I’ve still lost friends too, after the AIDS era… Devere Wright lived with me for two years, delightfully, when he was suddenly homeless, but he died of HIV though the meds were there. His mother and I tried everything to get him to face it but he would not. Apparently there is a pattern found in young African American males 20 years old of being resistant to dealing with it… not sure why. Doing his memorial in his hometown of Cleveland put me in a tailspin. Sweet Bob died of an overdose in his early twenties; John Finkbone called me to tell me when I was in Manchester UK with the Unitarians there, and we wept together, me in my hotel, John on the highway in Ohio at 3 in the morning. Jeff Abraxas Dade, an incredible painter of wall murals all over Columbus, and who was part of my drawing circle in Columbus, died of pneumonia at 39.

And of course, past ordinary friendship, there is my godson Ben, son of Lindi Ramsden and her partner Candace originally, but they are with other wonderful partners now, and so Ben has four moms now, and me; the privilege of being in his life for these last 30 odd years is one of my life’s greatest blessings, as was being part of the wedding ceremonies of Adam and Toby Rzepka, or watching Toby build amazing structures out of nothing when he was a kid, or spending time with Adam when he was in grad school and I could meet his friends and take him to his first opera at the Lyric.


I meet my friends in ways that are unusual I suppose. My friend Andrew I met as he served a restaurant I frequented late at night; before he moved to Alaska, one of our many conversations turned into an Easter sermon.

Andrzej I met in Columbus, at a bar, no less, an economics professor at OSU and a wonderfully tender and smart man. He and his wife and daughters live in Abu Dhabi now, after some time in Maastricht, Nederland where I visited them a few years ago. Chris Nusbaum, whom I met dancing in a gay bar, is my fearless political anchor, as well as a farrier and blacksmith. The chef’s knife he made me is the best one in my kitchen. And Bonni, a college friend, now lives in Chile after living just about everyplace else. For years I read her letters in services as readings and mostly knew her through those letters.

My friend Bernie, whom I met at my cousin Sergio’s house in LA at an Academy Awards party I cooked, and who now lives in Indianapolis after years of me visiting him in NY, was in many ways the last great love of my life. I really was “in love” with him at first, and we talked every day. He is married to someone now, but we are as close as can be again, and I cannot thank him enough for blessing my life. He is someone whose voice on the phone immediately puts me in a grateful happy mood.

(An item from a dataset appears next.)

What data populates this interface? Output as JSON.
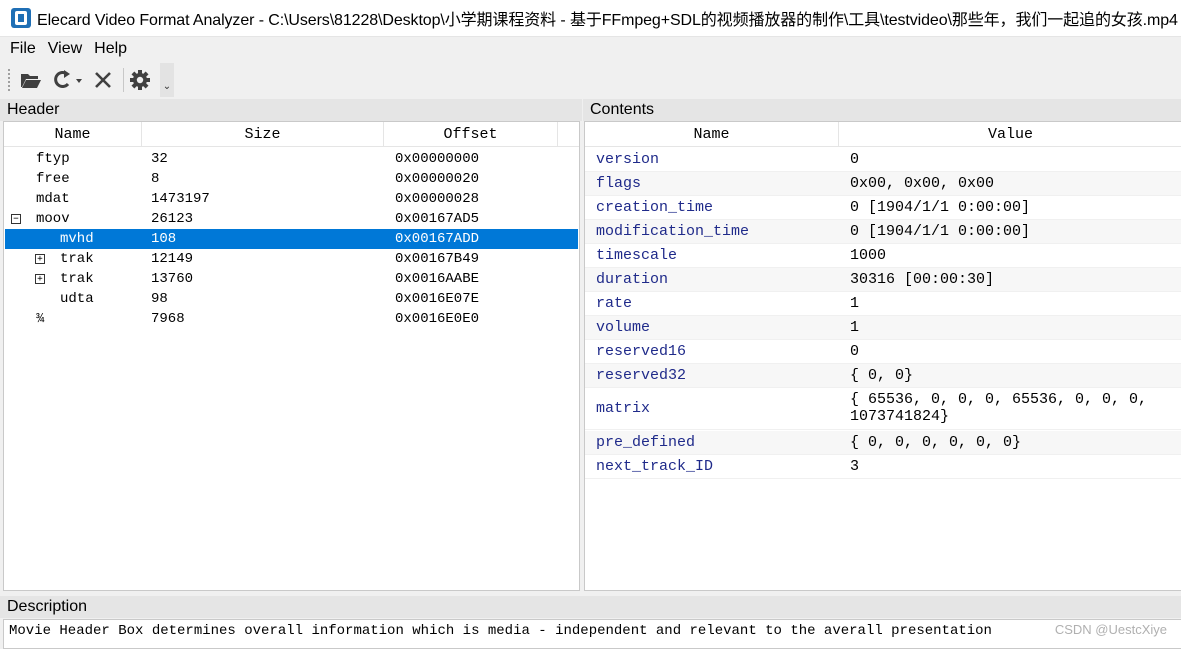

Still figuring out retirement. See my loving and clear-eyed brilliant therapist Brian to help me with that. I have come to care for him in a way I have never any other therapist I’ve seen over the years. I preach around, but less now. Working on a new book, for Skinner with Kathleen and my friend Jeff Horst. Also wrote a few essays for anthologies published by Skinner House.

Wrote an essay on a painting in the Columbus Museum of Art that is coming out this week in their American Collection Catalogue.

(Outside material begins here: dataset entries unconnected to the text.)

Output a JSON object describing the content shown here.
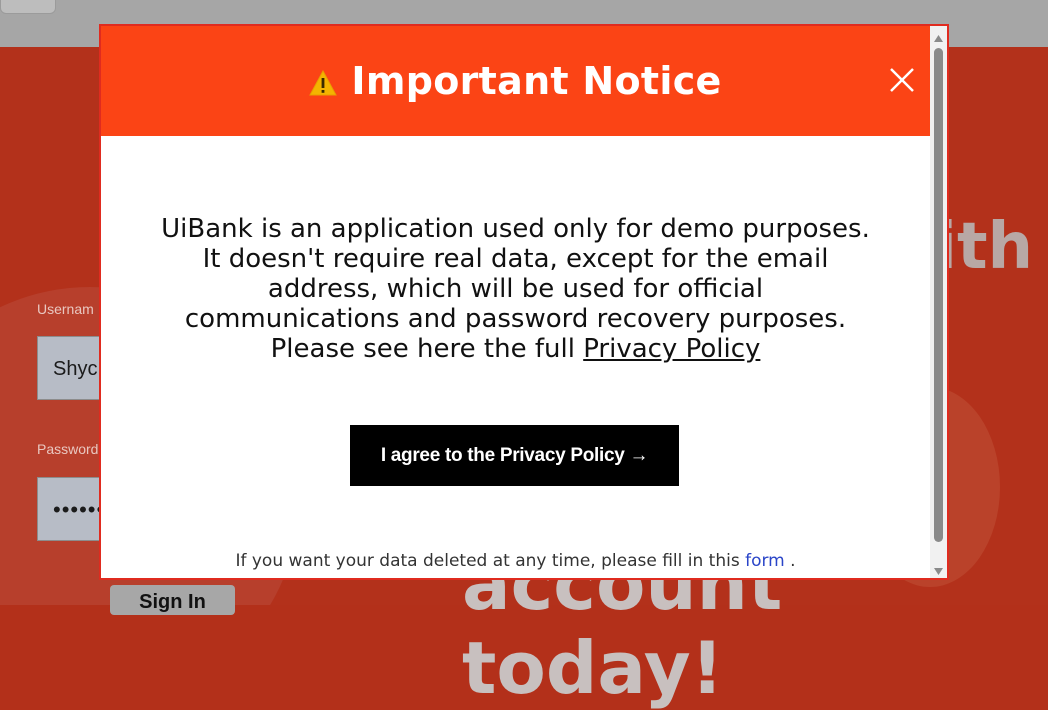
{
  "background": {
    "username_label": "Usernam",
    "username_value": "Shyc",
    "password_label": "Password",
    "password_value": "••••••",
    "signin_label": "Sign In",
    "heading_with": "ith",
    "heading_today": "account today!"
  },
  "modal": {
    "warning_icon": "warning-icon",
    "title": "Important Notice",
    "close_icon": "close-icon",
    "notice_lines": [
      "UiBank is an application used only for demo purposes.",
      "It doesn't require real data, except for the email",
      "address, which will be used for official",
      "communications and password recovery purposes."
    ],
    "notice_last_prefix": "Please see here the full ",
    "privacy_link": "Privacy Policy",
    "agree_button": "I agree to the Privacy Policy →",
    "footer_prefix": "If you want your data deleted at any time, please fill in this ",
    "footer_link": "form",
    "footer_suffix": " ."
  },
  "colors": {
    "header": "#fb4415",
    "modal_border": "#e02b1f",
    "button": "#000000",
    "link": "#2a45c8",
    "page_background": "#b3311b"
  }
}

Have a horrible time sleeping, often, but the big happy change for me is that I have become a photographer of sort, and post on social media that photography is so available now with modern iphones.

All in all, I live a pretty happy life now that I am retired and actually have time to go to all the dozens of doctor’s appointments I go to every month.

Blessings on you all when it’s your turn to do an Odyssey. It’s like nothing else I have done in my life, and it was surprisingly difficult and provoking to concentrate a long life into a short essay.

But here I am, still, and amen, finally finished.

Mark Belletini

The Rev. Mark Belletini is minister of the First Unitarian Universalist Church of Columbus, Ohio. He served as chair of the Hymnbook Resources Commission, which produced the 1993 UUA hymnal, Singing the Living Tradition. He is the author of the 2008 UUA Meditation Manual, Sonata for Voice and Silence: Meditations and the pamphlet ​"Worship in UU Congregations;" and Nothing Gold Can Stay: The Colors of Grief (Skinner House, 2015).